Visitors of all ages took part in the Chelsea Area Fire Authority open house Sunday, including actor Randolph Mantooth, who not only played the role of a firefighter/paramedic in the TV drama “Emergency!” but also received hands-on training as a paramedic.
Mantooth is in Chelsea as the lead actor in the Purple Rose Theatre’s current production “Superior Donuts,” and arrived at the fire station on Middle Street on Oct. 21 to talk to firefighters before his afternoon performance.
Known by TV audiences as Johnny Gage from “Emergency!” which aired for six seasons, from 1972-1979, Mantooth immediately took note of the authority’s fire apparatus that was parked outside and commented on the new ladder truck.
“I like your equipment,” he said.
Mantooth, Fire Chief Jim Payeur, CAFA Board Chairman Rod Anderson, and Purple Rose Theatre Artistic Director Guy Sanville, discussed how the fire authority works and the upcoming millage renewal, which will be on the ballot in November.

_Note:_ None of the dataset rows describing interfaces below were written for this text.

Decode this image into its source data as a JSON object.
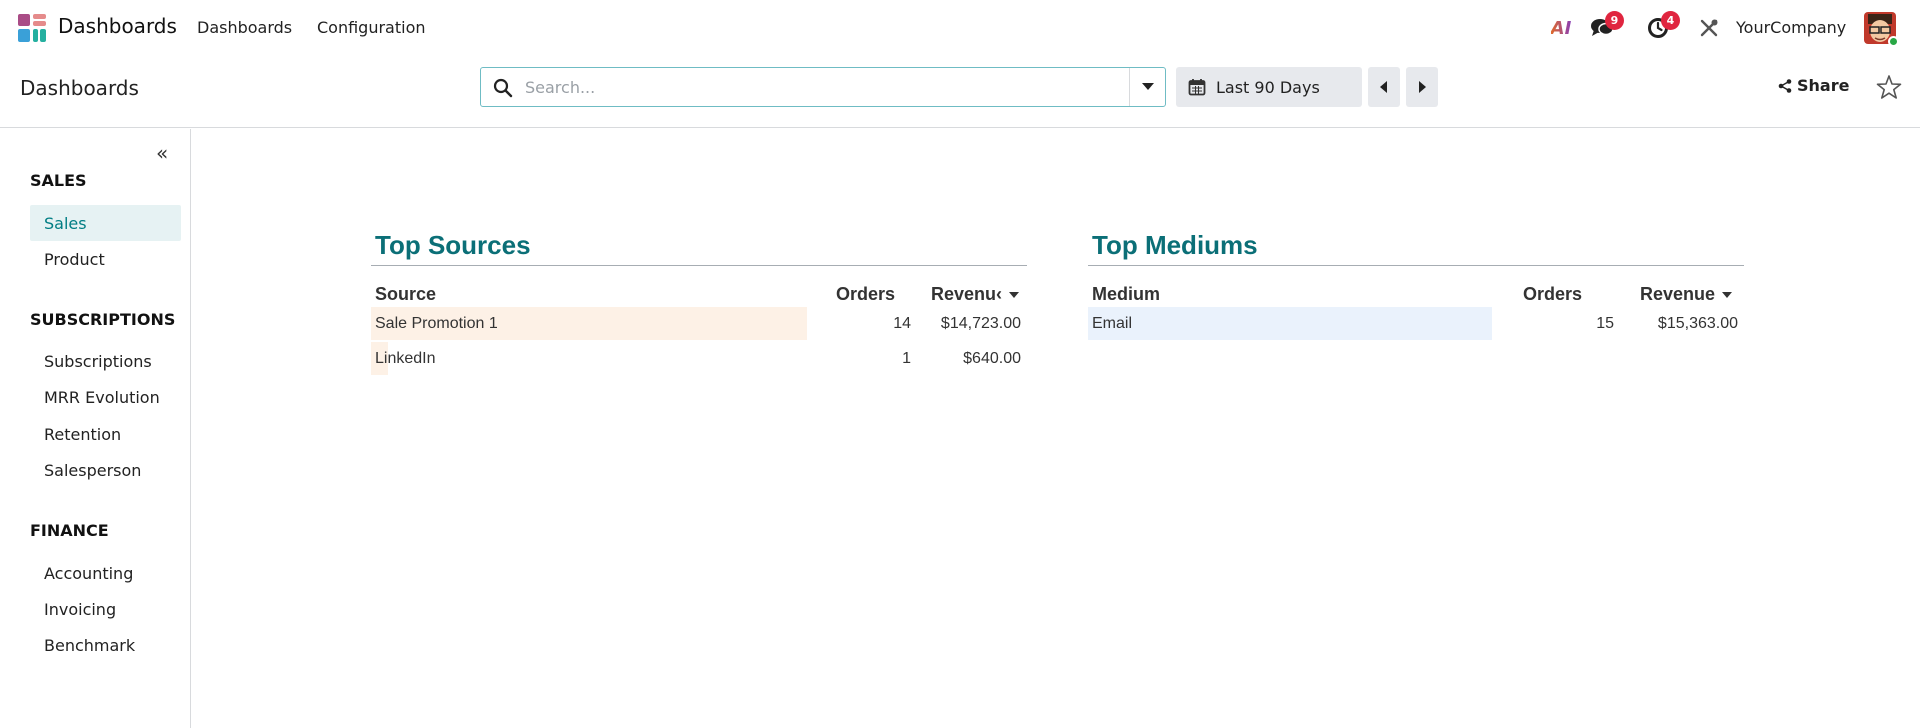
{
  "navbar": {
    "brand": "Dashboards",
    "menu": [
      {
        "label": "Dashboards"
      },
      {
        "label": "Configuration"
      }
    ],
    "ai_label": "AI",
    "messages_count": "9",
    "activities_count": "4",
    "company": "YourCompany",
    "badge_color": "#e0253f"
  },
  "control_panel": {
    "title": "Dashboards",
    "search_placeholder": "Search...",
    "period_label": "Last 90 Days",
    "share_label": "Share"
  },
  "sidebar": {
    "sections": [
      {
        "title": "SALES",
        "items": [
          {
            "label": "Sales",
            "active": true
          },
          {
            "label": "Product"
          }
        ]
      },
      {
        "title": "SUBSCRIPTIONS",
        "items": [
          {
            "label": "Subscriptions"
          },
          {
            "label": "MRR Evolution"
          },
          {
            "label": "Retention"
          },
          {
            "label": "Salesperson"
          }
        ]
      },
      {
        "title": "FINANCE",
        "items": [
          {
            "label": "Accounting"
          },
          {
            "label": "Invoicing"
          },
          {
            "label": "Benchmark"
          }
        ]
      }
    ]
  },
  "top_sources": {
    "title": "Top Sources",
    "col_source": "Source",
    "col_orders": "Orders",
    "col_revenue": "Revenu‹",
    "rows": [
      {
        "name": "Sale Promotion 1",
        "orders": "14",
        "revenue": "$14,723.00",
        "share": 1.0
      },
      {
        "name": "LinkedIn",
        "orders": "1",
        "revenue": "$640.00",
        "share": 0.04
      }
    ],
    "bar_color": "#fdf1e6"
  },
  "top_mediums": {
    "title": "Top Mediums",
    "col_medium": "Medium",
    "col_orders": "Orders",
    "col_revenue": "Revenue",
    "rows": [
      {
        "name": "Email",
        "orders": "15",
        "revenue": "$15,363.00",
        "share": 1.0
      }
    ],
    "bar_color": "#eaf2fc"
  },
  "colors": {
    "accent": "#017e84",
    "title": "#0b6f77"
  }
}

“No offense to that ambulance,” Mantooth said, pointing at the Huron Valley Ambulance that was parked next to a fire truck, “But in my community, I want that ambulance to be red,” referring to a fire truck manned by firefighter/paramedics.
In fact, he said, “My own life, and my sister’s, was saved by paramedics and I owe them a debt I can never repay.”
Mantooth said he seriously mulled a career as a firefighter but in the end, choose acting.
“I can say things that firefighters won’t or can’t say,” he said, as he travels the country speaking on behalf of first responders.
Before he played the part of Johnny Gage, Mantooth spent two weeks with a fire department and received paramedic training — including starting IV’s on live people, he said.
When “Emergency!” aired, not many people understood what a paramedic was, he said, but that changed after the show.
“Firefighters and paramedics have a selfless gene, it’s in every firefighter I’ve ever known … the public can sleep at night because of firefighters,” Mantooth said.
He also joked about all the fire house dogs he’s met that are named Randy, Johnny or Gage.
When the show ended, he was asked if he wanted to be an LA firefighter. Mantooth said he was 28 years old at the time and went home to seriously consider the offer. But he looked at the money he’d make as a firefighter, and what he could make as an actor and acting won out.
But Mantooth continues to give back to first responders nationwide whenever he’s asked to speak on their behalf.
“If you’re a paramedic, you’re a god,” he said, “EMT’s (Emergency Medical Technicians) are wanna be gods.”
When asked about his experiences in Chelsea, Mantooth had nothing but nice things to say.
“I’m doing a play in Mayberry,” he said, with a huge smile. “No really, what I really love is about Chelsea is that it’s not surrounded by strip malls. The downtown is alive and vibrant.”
He also praised the quality of Purple Rose Theatre. “I’ve worked in Seattle, NY, LA, all over, and you guys have no idea what a class theater you have here, and I’d say this even if Guy weren’t standing here.”
He said that he has been recognized on the streets of Chelsea, but everyone he’s met has been very nice. He said he was surprised that people recognized him since he’s usually clean shaven, but for his role in the play, he’s grown facial hair.
“Superior Donuts” runs until Dec. 20 at the Purple Rose Theatre at 137 Park St. For a complete schedule of the play or to purchase tickets, click here or call the box office at 433-7673.